Allen wants to break this record in front of his own fans, the NBA's best fans, in Boston. And he wants to do it while being guarded by the greatest active player, five-time champion Kobe Bryant. The historic scope of breaking this record goes from an 8.3 to a 9.7 just because of the setting.
Only one problem: Kobe is a pretty good defender.
3) Speaking of impressive NBA records, the Cleveland Cavaliers lost on Monday for the 25th consecutive time. That my friends, is the worst losing streak in pro basketball, ever. Which makes me feel like a prophet, because last spring, after the Celtics beat up the Cavs in the playoffs and LeBron essentially quit, I wrote:
"No question about it, Cavs-Celtics 2010 is going to go down as the worst thing that ever happened to Cleveland sports."
Without LeBron, Cleveland started the season with a little oomph, trying to beat the odds, and was 7-9 through November. Then came a 10 game losing streak. Then a single win, 109-102 in overtime, against the Knicks. Then 25 straight loses. Remarkably, the Cavs would be on a THIRTY-SIX game losing streak if Amare Stoudemire's 12-footer as regulation expired would have gone in n December 18th.
During this current losing streak, Cleveland lost leading scorer Mo Williams to a two-month injury. Defensive stalwart Anderson Varejao is already lost for the year. Lately, third-year scrub Ramon Sessions is leading the team in minutes as well as scoring. (he's also averaging 20 points and 10 assists for my fantasy team!)
With an 8-game home stretch and games against Detroit and Washington coming up, Cleveland will break the streak sometime in February. They'll probably get Williams back soon and finish the season with at least 15 wins. Hopefully they'll get a top 3 pick and start rebuilding sooner than later.
But as for Cavs' owner Dan Gilbert and his "guarantee" after the Decision (If you don't remember, he promised that Cleveland would win a title before Miami) ... well I think Abraham Lincoln said it best:
Better to remain silent and be thought a fool than to speak out and remove all doubt.

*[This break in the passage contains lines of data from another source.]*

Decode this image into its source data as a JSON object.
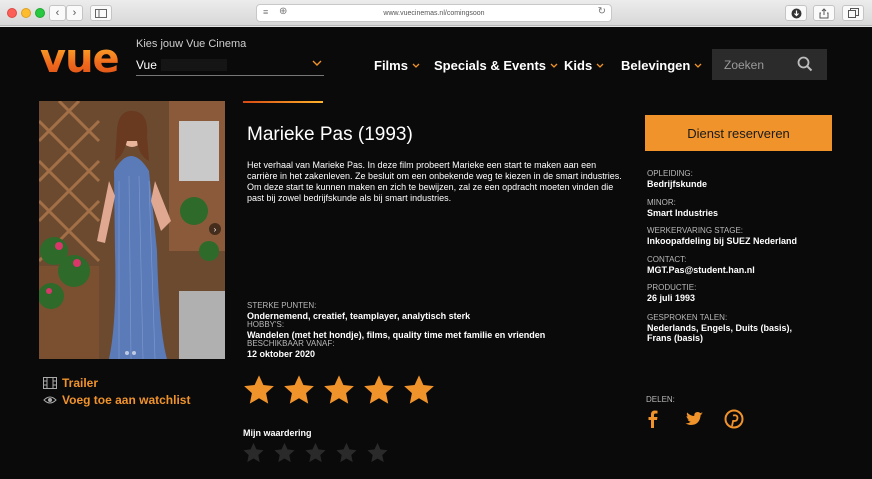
{
  "browser": {
    "url": "www.vuecinemas.nl/comingsoon"
  },
  "header": {
    "logo_text": "vue",
    "cinema_label": "Kies jouw Vue Cinema",
    "cinema_value": "Vue",
    "nav": [
      {
        "label": "Films"
      },
      {
        "label": "Specials & Events"
      },
      {
        "label": "Kids"
      },
      {
        "label": "Belevingen"
      }
    ],
    "search_placeholder": "Zoeken"
  },
  "sidebar": {
    "trailer_label": "Trailer",
    "watchlist_label": "Voeg toe aan watchlist"
  },
  "main": {
    "title": "Marieke Pas (1993)",
    "synopsis": "Het verhaal van Marieke Pas. In deze film probeert Marieke een start te maken aan een carrière in het zakenleven. Ze besluit om een onbekende weg te kiezen in de smart industries. Om deze start te kunnen maken en zich te bewijzen, zal ze een opdracht moeten vinden die past bij zowel bedrijfskunde als bij smart industries.",
    "fields": [
      {
        "label": "STERKE PUNTEN:",
        "value": "Ondernemend, creatief, teamplayer, analytisch sterk"
      },
      {
        "label": "HOBBY'S:",
        "value": "Wandelen (met het hondje), films, quality time met familie en vrienden"
      },
      {
        "label": "BESCHIKBAAR VANAF:",
        "value": "12 oktober 2020"
      }
    ],
    "rating": 5,
    "my_rating_label": "Mijn waardering",
    "my_rating": 0
  },
  "details": {
    "reserve_label": "Dienst reserveren",
    "items": [
      {
        "label": "OPLEIDING:",
        "value": "Bedrijfskunde"
      },
      {
        "label": "MINOR:",
        "value": "Smart Industries"
      },
      {
        "label": "WERKERVARING STAGE:",
        "value": "Inkoopafdeling bij SUEZ Nederland"
      },
      {
        "label": "CONTACT:",
        "value": "MGT.Pas@student.han.nl"
      },
      {
        "label": "PRODUCTIE:",
        "value": "26 juli 1993"
      },
      {
        "label": "GESPROKEN TALEN:",
        "value": "Nederlands, Engels, Duits (basis),",
        "value2": "Frans (basis)"
      }
    ],
    "share_label": "DELEN:"
  },
  "colors": {
    "accent": "#f0932b",
    "background": "#0a0a0a"
  }
}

That's all I have for today. February is notoriously the worst sports month of the year. Good thing I'm going to Mexico in 2 weeks. Go Lions!